Aim of the exercise –
Lines in the data below that contain the word "this" are to be copied.

Data provided –
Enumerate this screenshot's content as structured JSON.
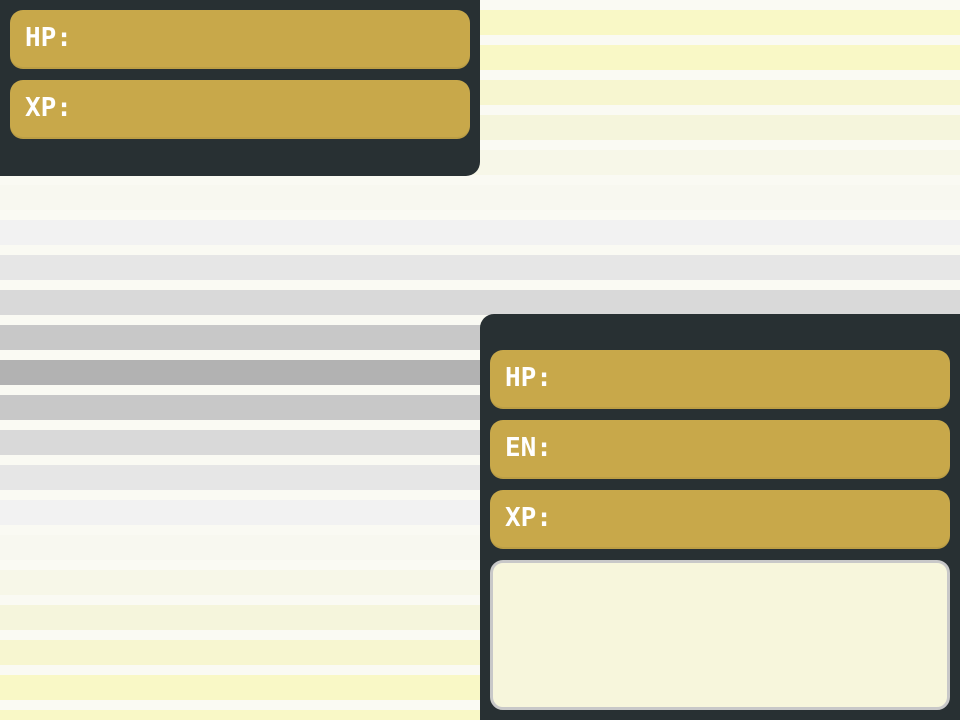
{
  "background": {
    "stripe_colors": [
      "#f9f8c6",
      "#f9f8c6",
      "#f7f6d0",
      "#f5f5dc",
      "#f7f7e8",
      "#f8f8f0",
      "#f2f2f2",
      "#e6e6e6",
      "#d9d9d9",
      "#c8c8c8",
      "#b2b2b2",
      "#c8c8c8",
      "#d9d9d9",
      "#e6e6e6",
      "#f2f2f2",
      "#f8f8f0",
      "#f7f7e8",
      "#f5f5dc",
      "#f7f6d0",
      "#f9f8c6",
      "#f9f8c6"
    ]
  },
  "enemy": {
    "hp_label": "HP:",
    "xp_label": "XP:"
  },
  "player": {
    "hp_label": "HP:",
    "en_label": "EN:",
    "xp_label": "XP:"
  },
  "message": {
    "text": ""
  },
  "colors": {
    "panel": "#283033",
    "stat_bar": "#c8a84a",
    "message_box": "#f7f6dc",
    "label_text": "#ffffff"
  }
}
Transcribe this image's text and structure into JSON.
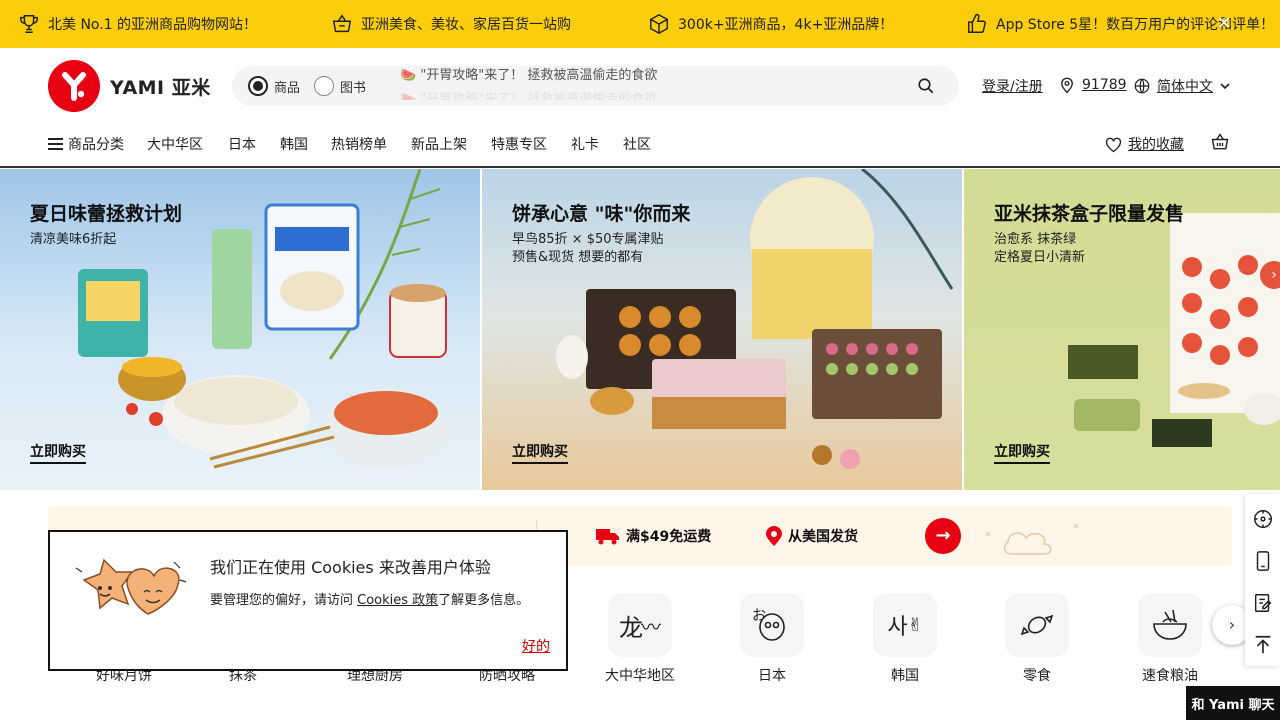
{
  "topbar": {
    "items": [
      {
        "icon": "trophy-icon",
        "text": "北美 No.1 的亚洲商品购物网站！"
      },
      {
        "icon": "basket-icon",
        "text": "亚洲美食、美妆、家居百货一站购"
      },
      {
        "icon": "box-icon",
        "text": "300k+亚洲商品，4k+亚洲品牌！"
      },
      {
        "icon": "thumbs-up-icon",
        "text": "App Store 5星！数百万用户的评论和评单！"
      }
    ],
    "close_label": "✕"
  },
  "header": {
    "logo_text": "YAMI 亚米",
    "search": {
      "option_products": "商品",
      "option_books": "图书",
      "selected": "商品",
      "placeholder": "🍉 \"开胃攻略\"来了！ 拯救被高温偷走的食欲",
      "placeholder_ghost": "🍉 \"开胃攻略\"来了！ 拯救被高温偷走的食欲"
    },
    "login_label": "登录/注册",
    "zip_code": "91789",
    "language_label": "简体中文"
  },
  "nav": {
    "items": [
      "商品分类",
      "大中华区",
      "日本",
      "韩国",
      "热销榜单",
      "新品上架",
      "特惠专区",
      "礼卡",
      "社区"
    ],
    "favorites_label": "我的收藏"
  },
  "banners": [
    {
      "title": "夏日味蕾拯救计划",
      "sub": [
        "清凉美味6折起"
      ],
      "cta": "立即购买"
    },
    {
      "title": "饼承心意 \"味\"你而来",
      "sub": [
        "早鸟85折 × $50专属津贴",
        "预售&现货 想要的都有"
      ],
      "cta": "立即购买"
    },
    {
      "title": "亚米抹茶盒子限量发售",
      "sub": [
        "治愈系 抹茶绿",
        "定格夏日小清新"
      ],
      "cta": "立即购买"
    }
  ],
  "promo": {
    "free_shipping": "满$49免运费",
    "ship_from": "从美国发货"
  },
  "categories": [
    {
      "label": "好味月饼"
    },
    {
      "label": "抹茶"
    },
    {
      "label": "理想厨房"
    },
    {
      "label": "防晒攻略"
    },
    {
      "label": "大中华地区",
      "icon_text": "龙"
    },
    {
      "label": "日本",
      "icon_text": "お"
    },
    {
      "label": "韩国",
      "icon_text": "사"
    },
    {
      "label": "零食"
    },
    {
      "label": "速食粮油"
    }
  ],
  "cookie": {
    "title": "我们正在使用 Cookies 来改善用户体验",
    "body_prefix": "要管理您的偏好，请访问 ",
    "link_text": "Cookies 政策",
    "body_suffix": "了解更多信息。",
    "ok_label": "好的"
  },
  "chat_label": "和 Yami 聊天",
  "colors": {
    "brand_red": "#e60012",
    "topbar_yellow": "#fccd0a"
  }
}
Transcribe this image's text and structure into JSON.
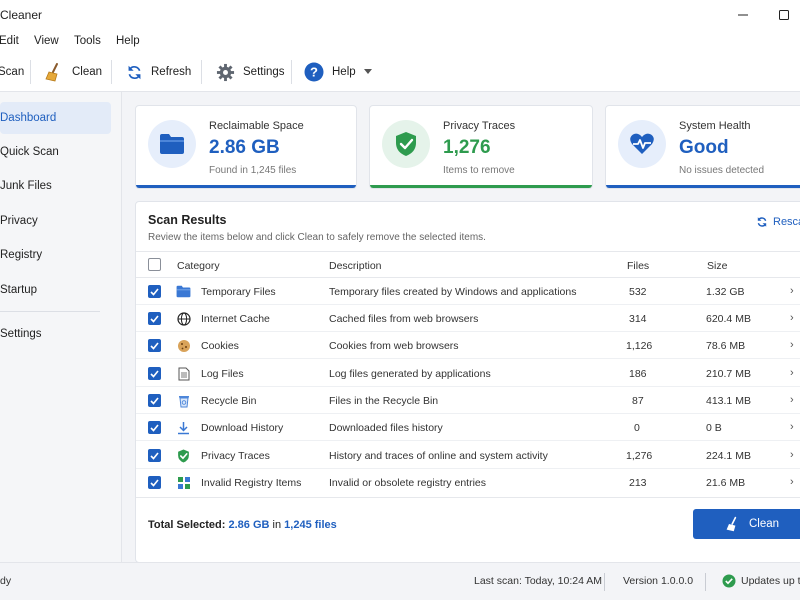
{
  "window": {
    "title": "Cleaner"
  },
  "menu": [
    "Edit",
    "View",
    "Tools",
    "Help"
  ],
  "toolbar": {
    "scan": "Scan",
    "clean": "Clean",
    "refresh": "Refresh",
    "settings": "Settings",
    "help": "Help"
  },
  "sidebar": {
    "items": [
      {
        "label": "Dashboard",
        "active": true
      },
      {
        "label": "Quick Scan"
      },
      {
        "label": "Junk Files"
      },
      {
        "label": "Privacy"
      },
      {
        "label": "Registry"
      },
      {
        "label": "Startup"
      },
      {
        "label": "Settings"
      }
    ]
  },
  "cards": [
    {
      "label": "Reclaimable Space",
      "value": "2.86 GB",
      "sub": "Found in 1,245 files",
      "color": "#1f5fbf",
      "icon": "folder-icon"
    },
    {
      "label": "Privacy Traces",
      "value": "1,276",
      "sub": "Items to remove",
      "color": "#2e9b4e",
      "icon": "shield-check-icon"
    },
    {
      "label": "System Health",
      "value": "Good",
      "sub": "No issues detected",
      "color": "#1f5fbf",
      "icon": "heart-pulse-icon"
    }
  ],
  "results": {
    "title": "Scan Results",
    "description": "Review the items below and click Clean to safely remove the selected items.",
    "rescan": "Rescan",
    "columns": {
      "category": "Category",
      "description": "Description",
      "files": "Files",
      "size": "Size"
    },
    "rows": [
      {
        "category": "Temporary Files",
        "description": "Temporary files created by Windows and applications",
        "files": "532",
        "size": "1.32 GB",
        "icon": "folder-icon"
      },
      {
        "category": "Internet Cache",
        "description": "Cached files from web browsers",
        "files": "314",
        "size": "620.4 MB",
        "icon": "globe-icon"
      },
      {
        "category": "Cookies",
        "description": "Cookies from web browsers",
        "files": "1,126",
        "size": "78.6 MB",
        "icon": "cookie-icon"
      },
      {
        "category": "Log Files",
        "description": "Log files generated by applications",
        "files": "186",
        "size": "210.7 MB",
        "icon": "document-icon"
      },
      {
        "category": "Recycle Bin",
        "description": "Files in the Recycle Bin",
        "files": "87",
        "size": "413.1 MB",
        "icon": "recycle-bin-icon"
      },
      {
        "category": "Download History",
        "description": "Downloaded files history",
        "files": "0",
        "size": "0 B",
        "icon": "download-icon"
      },
      {
        "category": "Privacy Traces",
        "description": "History and traces of online and system activity",
        "files": "1,276",
        "size": "224.1 MB",
        "icon": "shield-check-icon"
      },
      {
        "category": "Invalid Registry Items",
        "description": "Invalid or obsolete registry entries",
        "files": "213",
        "size": "21.6 MB",
        "icon": "registry-icon"
      }
    ],
    "total_label": "Total Selected:",
    "total_size": "2.86 GB",
    "total_in": "in",
    "total_files": "1,245 files",
    "clean_button": "Clean"
  },
  "status": {
    "left": "dy",
    "last_scan": "Last scan: Today, 10:24 AM",
    "version": "Version 1.0.0.0",
    "updates": "Updates up to"
  },
  "colors": {
    "accent": "#1f5fbf",
    "success": "#2e9b4e"
  }
}
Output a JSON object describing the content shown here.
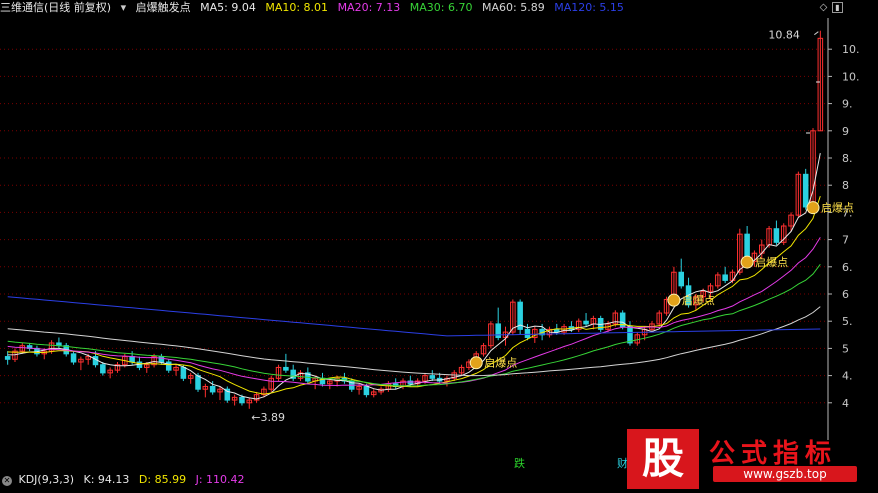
{
  "header": {
    "stock": "三维通信(日线 前复权)",
    "indicator": "启爆触发点",
    "ma": [
      {
        "label": "MA5: 9.04",
        "color": "#e8e8e8"
      },
      {
        "label": "MA10: 8.01",
        "color": "#f1e600"
      },
      {
        "label": "MA20: 7.13",
        "color": "#e43be8"
      },
      {
        "label": "MA30: 6.70",
        "color": "#37d437"
      },
      {
        "label": "MA60: 5.89",
        "color": "#d4d4d4"
      },
      {
        "label": "MA120: 5.15",
        "color": "#2b3fe6"
      }
    ]
  },
  "kdj": {
    "name": "KDJ(9,3,3)",
    "k": "K: 94.13",
    "d": "D: 85.99",
    "j": "J: 110.42"
  },
  "signals": {
    "fall": "跌",
    "finance": "财"
  },
  "watermark": {
    "glyph": "股",
    "title": "公式指标",
    "url": "www.gszb.top"
  },
  "chart_data": {
    "type": "candlestick",
    "title": "三维通信(日线 前复权)",
    "ylim": [
      3.5,
      11.0
    ],
    "y_ticks": [
      "10.",
      "10.",
      "9.",
      "9",
      "8.",
      "8",
      "7.",
      "7",
      "6.",
      "6",
      "5.",
      "5",
      "4.",
      "4"
    ],
    "annotations": {
      "high_label": "10.84",
      "low_label": "3.89",
      "signal_label": "启爆点"
    },
    "candles": [
      [
        4.85,
        4.95,
        4.7,
        4.8
      ],
      [
        4.8,
        5.0,
        4.75,
        4.95
      ],
      [
        4.95,
        5.1,
        4.9,
        5.05
      ],
      [
        5.05,
        5.1,
        4.95,
        5.0
      ],
      [
        5.0,
        5.05,
        4.85,
        4.9
      ],
      [
        4.9,
        5.0,
        4.8,
        4.95
      ],
      [
        4.95,
        5.15,
        4.9,
        5.1
      ],
      [
        5.1,
        5.2,
        5.0,
        5.05
      ],
      [
        5.05,
        5.1,
        4.85,
        4.9
      ],
      [
        4.9,
        4.95,
        4.7,
        4.75
      ],
      [
        4.75,
        4.85,
        4.6,
        4.8
      ],
      [
        4.8,
        4.9,
        4.7,
        4.85
      ],
      [
        4.85,
        4.95,
        4.65,
        4.7
      ],
      [
        4.7,
        4.75,
        4.5,
        4.55
      ],
      [
        4.55,
        4.65,
        4.45,
        4.6
      ],
      [
        4.6,
        4.75,
        4.55,
        4.7
      ],
      [
        4.7,
        4.9,
        4.65,
        4.85
      ],
      [
        4.85,
        4.95,
        4.7,
        4.75
      ],
      [
        4.75,
        4.85,
        4.6,
        4.65
      ],
      [
        4.65,
        4.75,
        4.55,
        4.7
      ],
      [
        4.7,
        4.9,
        4.65,
        4.85
      ],
      [
        4.85,
        4.9,
        4.7,
        4.75
      ],
      [
        4.75,
        4.8,
        4.55,
        4.6
      ],
      [
        4.6,
        4.7,
        4.5,
        4.65
      ],
      [
        4.65,
        4.7,
        4.4,
        4.45
      ],
      [
        4.45,
        4.55,
        4.35,
        4.5
      ],
      [
        4.5,
        4.55,
        4.2,
        4.25
      ],
      [
        4.25,
        4.35,
        4.1,
        4.3
      ],
      [
        4.3,
        4.4,
        4.15,
        4.2
      ],
      [
        4.2,
        4.3,
        4.05,
        4.25
      ],
      [
        4.25,
        4.3,
        4.0,
        4.05
      ],
      [
        4.05,
        4.15,
        3.95,
        4.1
      ],
      [
        4.1,
        4.15,
        3.95,
        4.0
      ],
      [
        4.0,
        4.1,
        3.89,
        4.05
      ],
      [
        4.05,
        4.2,
        4.0,
        4.15
      ],
      [
        4.15,
        4.3,
        4.1,
        4.25
      ],
      [
        4.25,
        4.5,
        4.2,
        4.45
      ],
      [
        4.45,
        4.7,
        4.4,
        4.65
      ],
      [
        4.65,
        4.9,
        4.55,
        4.6
      ],
      [
        4.6,
        4.7,
        4.4,
        4.45
      ],
      [
        4.45,
        4.6,
        4.4,
        4.55
      ],
      [
        4.55,
        4.65,
        4.35,
        4.4
      ],
      [
        4.4,
        4.5,
        4.25,
        4.45
      ],
      [
        4.45,
        4.55,
        4.3,
        4.35
      ],
      [
        4.35,
        4.45,
        4.25,
        4.4
      ],
      [
        4.4,
        4.5,
        4.3,
        4.45
      ],
      [
        4.45,
        4.55,
        4.35,
        4.4
      ],
      [
        4.4,
        4.45,
        4.2,
        4.25
      ],
      [
        4.25,
        4.35,
        4.15,
        4.3
      ],
      [
        4.3,
        4.35,
        4.1,
        4.15
      ],
      [
        4.15,
        4.25,
        4.1,
        4.2
      ],
      [
        4.2,
        4.3,
        4.15,
        4.25
      ],
      [
        4.25,
        4.4,
        4.2,
        4.35
      ],
      [
        4.35,
        4.45,
        4.25,
        4.3
      ],
      [
        4.3,
        4.45,
        4.25,
        4.4
      ],
      [
        4.4,
        4.5,
        4.3,
        4.35
      ],
      [
        4.35,
        4.45,
        4.3,
        4.4
      ],
      [
        4.4,
        4.55,
        4.35,
        4.5
      ],
      [
        4.5,
        4.6,
        4.4,
        4.45
      ],
      [
        4.45,
        4.55,
        4.35,
        4.4
      ],
      [
        4.4,
        4.5,
        4.3,
        4.45
      ],
      [
        4.45,
        4.6,
        4.4,
        4.55
      ],
      [
        4.55,
        4.7,
        4.5,
        4.65
      ],
      [
        4.65,
        4.8,
        4.6,
        4.75
      ],
      [
        4.75,
        4.95,
        4.7,
        4.9
      ],
      [
        4.9,
        5.1,
        4.85,
        5.05
      ],
      [
        5.05,
        5.5,
        5.0,
        5.45
      ],
      [
        5.45,
        5.75,
        5.15,
        5.2
      ],
      [
        5.2,
        5.4,
        5.05,
        5.3
      ],
      [
        5.3,
        5.9,
        5.25,
        5.85
      ],
      [
        5.85,
        5.9,
        5.25,
        5.35
      ],
      [
        5.35,
        5.45,
        5.15,
        5.2
      ],
      [
        5.2,
        5.4,
        5.1,
        5.35
      ],
      [
        5.35,
        5.45,
        5.15,
        5.25
      ],
      [
        5.25,
        5.4,
        5.2,
        5.35
      ],
      [
        5.35,
        5.45,
        5.25,
        5.3
      ],
      [
        5.3,
        5.45,
        5.25,
        5.4
      ],
      [
        5.4,
        5.5,
        5.3,
        5.35
      ],
      [
        5.35,
        5.55,
        5.3,
        5.5
      ],
      [
        5.5,
        5.65,
        5.4,
        5.45
      ],
      [
        5.45,
        5.6,
        5.35,
        5.55
      ],
      [
        5.55,
        5.6,
        5.3,
        5.35
      ],
      [
        5.35,
        5.5,
        5.3,
        5.45
      ],
      [
        5.45,
        5.7,
        5.4,
        5.65
      ],
      [
        5.65,
        5.7,
        5.35,
        5.4
      ],
      [
        5.4,
        5.5,
        5.05,
        5.1
      ],
      [
        5.1,
        5.3,
        5.05,
        5.25
      ],
      [
        5.25,
        5.4,
        5.15,
        5.35
      ],
      [
        5.35,
        5.5,
        5.3,
        5.45
      ],
      [
        5.45,
        5.7,
        5.4,
        5.65
      ],
      [
        5.65,
        5.95,
        5.6,
        5.9
      ],
      [
        5.9,
        6.5,
        5.85,
        6.4
      ],
      [
        6.4,
        6.65,
        6.1,
        6.15
      ],
      [
        6.15,
        6.3,
        5.75,
        5.8
      ],
      [
        5.8,
        6.0,
        5.7,
        5.95
      ],
      [
        5.95,
        6.1,
        5.85,
        6.05
      ],
      [
        6.05,
        6.2,
        5.9,
        6.15
      ],
      [
        6.15,
        6.4,
        6.1,
        6.35
      ],
      [
        6.35,
        6.5,
        6.2,
        6.25
      ],
      [
        6.25,
        6.45,
        6.2,
        6.4
      ],
      [
        6.4,
        7.2,
        6.35,
        7.1
      ],
      [
        7.1,
        7.25,
        6.55,
        6.6
      ],
      [
        6.6,
        6.8,
        6.5,
        6.75
      ],
      [
        6.75,
        7.0,
        6.65,
        6.9
      ],
      [
        6.9,
        7.25,
        6.85,
        7.2
      ],
      [
        7.2,
        7.35,
        6.9,
        6.95
      ],
      [
        6.95,
        7.3,
        6.9,
        7.25
      ],
      [
        7.25,
        7.5,
        7.15,
        7.45
      ],
      [
        7.45,
        8.25,
        7.4,
        8.2
      ],
      [
        8.2,
        8.3,
        7.55,
        7.6
      ],
      [
        7.6,
        9.05,
        7.55,
        9.0
      ],
      [
        9.0,
        10.84,
        9.0,
        10.7
      ]
    ],
    "moving_averages": [
      {
        "name": "MA5",
        "color": "#e8e8e8"
      },
      {
        "name": "MA10",
        "color": "#f1e600"
      },
      {
        "name": "MA20",
        "color": "#e43be8"
      },
      {
        "name": "MA30",
        "color": "#37d437"
      },
      {
        "name": "MA60",
        "color": "#d4d4d4"
      },
      {
        "name": "MA120",
        "color": "#2b3fe6"
      }
    ],
    "signal_candles": [
      64,
      91,
      101,
      110
    ],
    "colors": {
      "up": "#ff3030",
      "down": "#2bd1e0",
      "grid": "#7a0000",
      "axis": "#b8b8b8"
    }
  }
}
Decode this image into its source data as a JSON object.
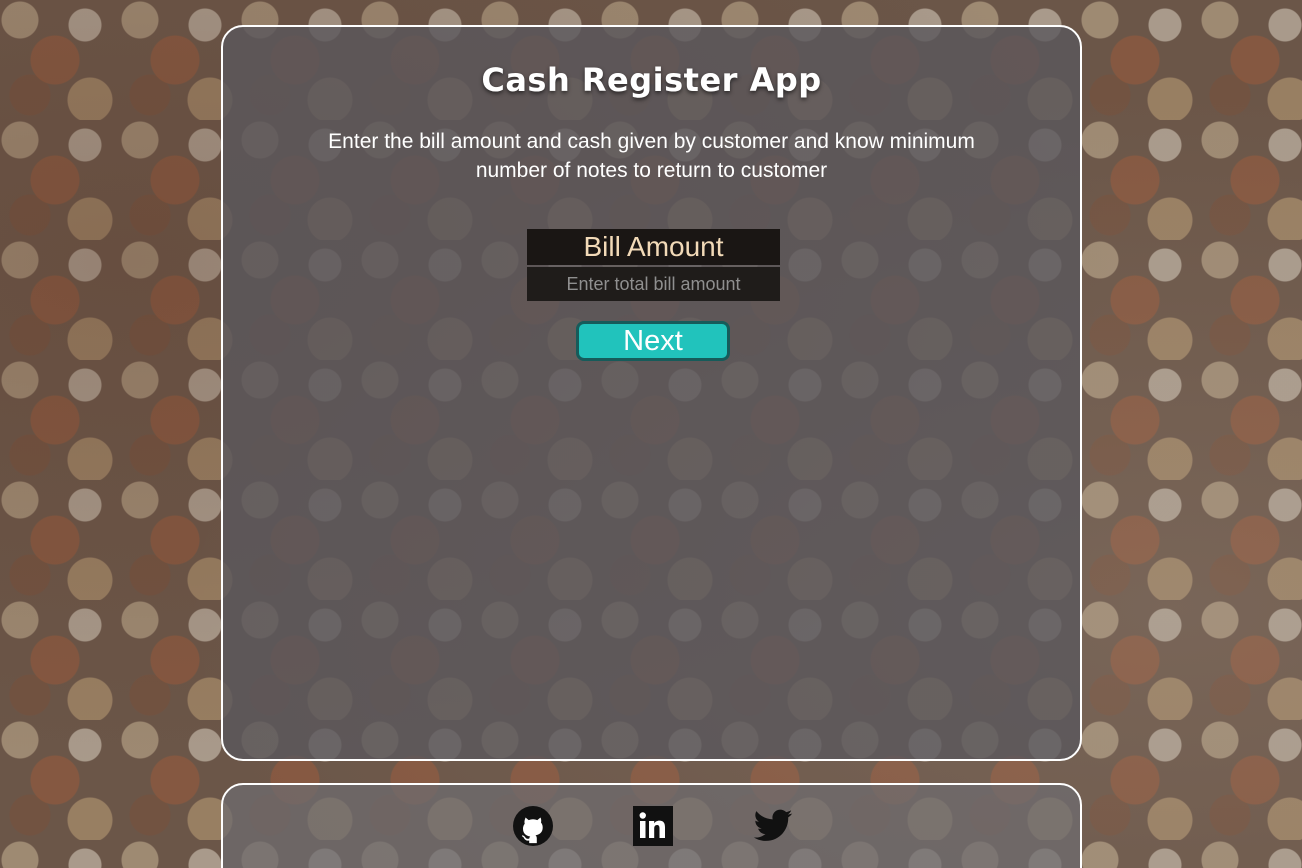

Answer below –
Enumerate this screenshot's content as structured JSON.
Transcribe this image's text and structure into JSON.
Transcribe this image's text and structure into JSON.
Decode this image into its source data as a JSON object.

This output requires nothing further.